What needs to be done | A line belongs in the answer if it contains "mainscene"; copy every such line from the entries below.

[Collected data entries]
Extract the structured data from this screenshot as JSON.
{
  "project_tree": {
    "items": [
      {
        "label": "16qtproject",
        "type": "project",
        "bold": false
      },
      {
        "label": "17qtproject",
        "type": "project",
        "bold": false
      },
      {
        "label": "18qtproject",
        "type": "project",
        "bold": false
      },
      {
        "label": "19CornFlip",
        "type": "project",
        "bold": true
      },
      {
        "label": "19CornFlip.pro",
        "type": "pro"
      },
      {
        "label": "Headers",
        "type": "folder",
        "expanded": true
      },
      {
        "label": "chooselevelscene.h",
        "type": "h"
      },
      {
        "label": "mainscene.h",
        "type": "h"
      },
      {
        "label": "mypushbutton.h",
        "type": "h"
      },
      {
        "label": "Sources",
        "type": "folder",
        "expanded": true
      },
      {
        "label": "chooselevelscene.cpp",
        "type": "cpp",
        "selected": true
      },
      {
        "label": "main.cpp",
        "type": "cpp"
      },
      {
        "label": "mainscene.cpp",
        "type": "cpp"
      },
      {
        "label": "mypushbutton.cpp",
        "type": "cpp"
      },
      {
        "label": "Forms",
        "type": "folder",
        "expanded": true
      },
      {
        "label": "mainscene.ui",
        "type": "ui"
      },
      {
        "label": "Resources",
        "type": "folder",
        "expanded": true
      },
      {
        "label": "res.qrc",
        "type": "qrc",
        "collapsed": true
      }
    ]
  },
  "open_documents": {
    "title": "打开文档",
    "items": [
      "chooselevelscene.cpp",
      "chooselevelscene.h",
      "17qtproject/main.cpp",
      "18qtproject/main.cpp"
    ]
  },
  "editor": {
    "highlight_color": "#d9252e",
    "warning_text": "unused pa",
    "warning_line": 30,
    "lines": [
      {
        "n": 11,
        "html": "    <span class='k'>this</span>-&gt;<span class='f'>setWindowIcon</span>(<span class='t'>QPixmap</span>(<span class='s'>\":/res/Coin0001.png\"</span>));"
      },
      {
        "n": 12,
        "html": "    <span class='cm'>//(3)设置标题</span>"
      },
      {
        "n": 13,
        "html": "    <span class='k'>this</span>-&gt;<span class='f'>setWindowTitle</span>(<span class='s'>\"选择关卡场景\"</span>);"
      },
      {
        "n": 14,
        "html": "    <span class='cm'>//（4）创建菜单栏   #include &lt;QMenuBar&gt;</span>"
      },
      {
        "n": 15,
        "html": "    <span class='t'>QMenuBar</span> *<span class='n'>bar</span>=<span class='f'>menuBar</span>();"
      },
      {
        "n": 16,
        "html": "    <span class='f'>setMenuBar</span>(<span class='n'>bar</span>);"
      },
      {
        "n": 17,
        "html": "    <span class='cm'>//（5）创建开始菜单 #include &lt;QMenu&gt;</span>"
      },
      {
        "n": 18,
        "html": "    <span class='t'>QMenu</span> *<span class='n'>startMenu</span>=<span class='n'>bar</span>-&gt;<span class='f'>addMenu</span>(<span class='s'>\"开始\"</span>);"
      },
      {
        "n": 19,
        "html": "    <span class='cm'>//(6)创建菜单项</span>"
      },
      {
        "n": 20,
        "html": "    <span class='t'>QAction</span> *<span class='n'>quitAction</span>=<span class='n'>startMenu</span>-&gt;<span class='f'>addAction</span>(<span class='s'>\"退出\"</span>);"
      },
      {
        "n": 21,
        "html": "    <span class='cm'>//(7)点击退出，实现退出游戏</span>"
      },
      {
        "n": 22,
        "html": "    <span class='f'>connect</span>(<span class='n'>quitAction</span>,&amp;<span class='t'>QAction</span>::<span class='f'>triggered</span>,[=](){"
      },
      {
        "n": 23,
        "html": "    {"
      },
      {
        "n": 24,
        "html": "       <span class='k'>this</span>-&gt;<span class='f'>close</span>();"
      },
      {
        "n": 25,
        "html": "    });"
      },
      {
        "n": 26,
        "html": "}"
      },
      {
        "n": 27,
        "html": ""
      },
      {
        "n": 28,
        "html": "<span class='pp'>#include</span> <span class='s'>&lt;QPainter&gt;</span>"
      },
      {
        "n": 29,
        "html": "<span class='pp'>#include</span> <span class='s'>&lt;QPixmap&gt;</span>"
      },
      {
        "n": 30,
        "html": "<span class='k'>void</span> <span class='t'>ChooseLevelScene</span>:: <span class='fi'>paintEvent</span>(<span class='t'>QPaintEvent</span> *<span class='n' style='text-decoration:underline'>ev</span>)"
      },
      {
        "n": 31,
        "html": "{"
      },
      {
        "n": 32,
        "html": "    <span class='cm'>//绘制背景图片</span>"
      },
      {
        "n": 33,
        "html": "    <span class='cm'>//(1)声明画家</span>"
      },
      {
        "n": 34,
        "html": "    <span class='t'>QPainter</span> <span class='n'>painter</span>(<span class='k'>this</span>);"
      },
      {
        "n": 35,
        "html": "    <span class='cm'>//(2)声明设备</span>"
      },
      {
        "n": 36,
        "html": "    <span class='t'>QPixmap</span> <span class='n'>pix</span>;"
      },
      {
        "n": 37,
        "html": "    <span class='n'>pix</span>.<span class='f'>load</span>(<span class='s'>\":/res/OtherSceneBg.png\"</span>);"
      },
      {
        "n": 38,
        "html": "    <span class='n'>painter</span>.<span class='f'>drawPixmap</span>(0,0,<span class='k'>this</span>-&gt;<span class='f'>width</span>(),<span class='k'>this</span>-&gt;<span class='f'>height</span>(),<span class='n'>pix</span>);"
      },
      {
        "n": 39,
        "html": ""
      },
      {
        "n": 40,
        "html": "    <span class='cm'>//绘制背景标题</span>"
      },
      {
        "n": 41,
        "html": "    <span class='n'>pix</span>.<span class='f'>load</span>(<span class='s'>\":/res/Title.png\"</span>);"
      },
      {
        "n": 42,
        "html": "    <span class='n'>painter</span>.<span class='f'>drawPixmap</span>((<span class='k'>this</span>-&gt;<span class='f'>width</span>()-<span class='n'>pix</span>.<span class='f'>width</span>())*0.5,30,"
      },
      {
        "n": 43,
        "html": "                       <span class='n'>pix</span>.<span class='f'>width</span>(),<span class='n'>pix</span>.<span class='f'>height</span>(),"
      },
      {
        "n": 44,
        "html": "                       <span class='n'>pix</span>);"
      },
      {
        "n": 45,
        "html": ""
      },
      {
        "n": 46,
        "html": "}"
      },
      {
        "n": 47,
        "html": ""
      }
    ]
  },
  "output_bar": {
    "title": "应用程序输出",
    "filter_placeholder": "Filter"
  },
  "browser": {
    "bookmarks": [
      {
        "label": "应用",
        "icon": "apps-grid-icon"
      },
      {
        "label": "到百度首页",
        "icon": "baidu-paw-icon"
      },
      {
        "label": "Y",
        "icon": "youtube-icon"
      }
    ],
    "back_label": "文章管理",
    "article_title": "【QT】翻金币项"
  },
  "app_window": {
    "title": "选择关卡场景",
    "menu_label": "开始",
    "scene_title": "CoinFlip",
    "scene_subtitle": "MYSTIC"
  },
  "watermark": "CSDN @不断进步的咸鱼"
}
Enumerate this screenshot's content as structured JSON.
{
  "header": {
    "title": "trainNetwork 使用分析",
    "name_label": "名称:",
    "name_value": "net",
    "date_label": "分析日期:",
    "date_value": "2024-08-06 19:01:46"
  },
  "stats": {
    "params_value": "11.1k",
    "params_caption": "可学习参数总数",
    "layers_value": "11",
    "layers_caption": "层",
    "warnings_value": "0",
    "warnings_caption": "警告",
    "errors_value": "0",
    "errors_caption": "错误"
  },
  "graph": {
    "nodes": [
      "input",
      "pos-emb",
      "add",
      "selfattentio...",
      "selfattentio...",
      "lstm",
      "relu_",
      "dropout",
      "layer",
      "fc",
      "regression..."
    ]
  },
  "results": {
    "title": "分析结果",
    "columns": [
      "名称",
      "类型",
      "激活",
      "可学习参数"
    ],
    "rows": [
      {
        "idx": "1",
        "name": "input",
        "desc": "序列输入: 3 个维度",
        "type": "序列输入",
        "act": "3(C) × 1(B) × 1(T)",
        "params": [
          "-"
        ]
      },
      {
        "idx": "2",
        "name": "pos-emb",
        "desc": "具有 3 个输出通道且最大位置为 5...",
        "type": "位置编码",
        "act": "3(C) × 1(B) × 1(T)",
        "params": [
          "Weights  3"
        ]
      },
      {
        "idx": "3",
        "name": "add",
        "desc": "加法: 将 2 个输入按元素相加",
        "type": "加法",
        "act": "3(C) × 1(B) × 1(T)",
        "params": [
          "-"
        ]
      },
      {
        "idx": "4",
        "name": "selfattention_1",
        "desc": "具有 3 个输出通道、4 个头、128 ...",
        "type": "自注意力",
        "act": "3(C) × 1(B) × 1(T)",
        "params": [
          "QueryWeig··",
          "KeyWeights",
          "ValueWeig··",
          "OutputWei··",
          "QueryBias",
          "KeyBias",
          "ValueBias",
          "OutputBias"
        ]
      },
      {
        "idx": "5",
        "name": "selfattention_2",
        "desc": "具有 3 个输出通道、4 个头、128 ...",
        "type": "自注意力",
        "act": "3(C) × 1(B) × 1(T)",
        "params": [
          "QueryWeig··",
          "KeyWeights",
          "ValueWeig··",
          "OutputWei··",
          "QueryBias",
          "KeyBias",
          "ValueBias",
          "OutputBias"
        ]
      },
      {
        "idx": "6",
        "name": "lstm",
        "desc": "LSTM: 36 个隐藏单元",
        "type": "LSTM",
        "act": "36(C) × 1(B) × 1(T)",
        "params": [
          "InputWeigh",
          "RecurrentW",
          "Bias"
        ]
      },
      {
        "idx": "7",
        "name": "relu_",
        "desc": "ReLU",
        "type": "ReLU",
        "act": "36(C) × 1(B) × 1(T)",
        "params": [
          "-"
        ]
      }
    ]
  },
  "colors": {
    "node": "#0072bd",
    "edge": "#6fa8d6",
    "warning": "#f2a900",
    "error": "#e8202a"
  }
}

Reply |
        "label": "mainscene.h",
        "label": "mainscene.cpp",
        "label": "mainscene.ui",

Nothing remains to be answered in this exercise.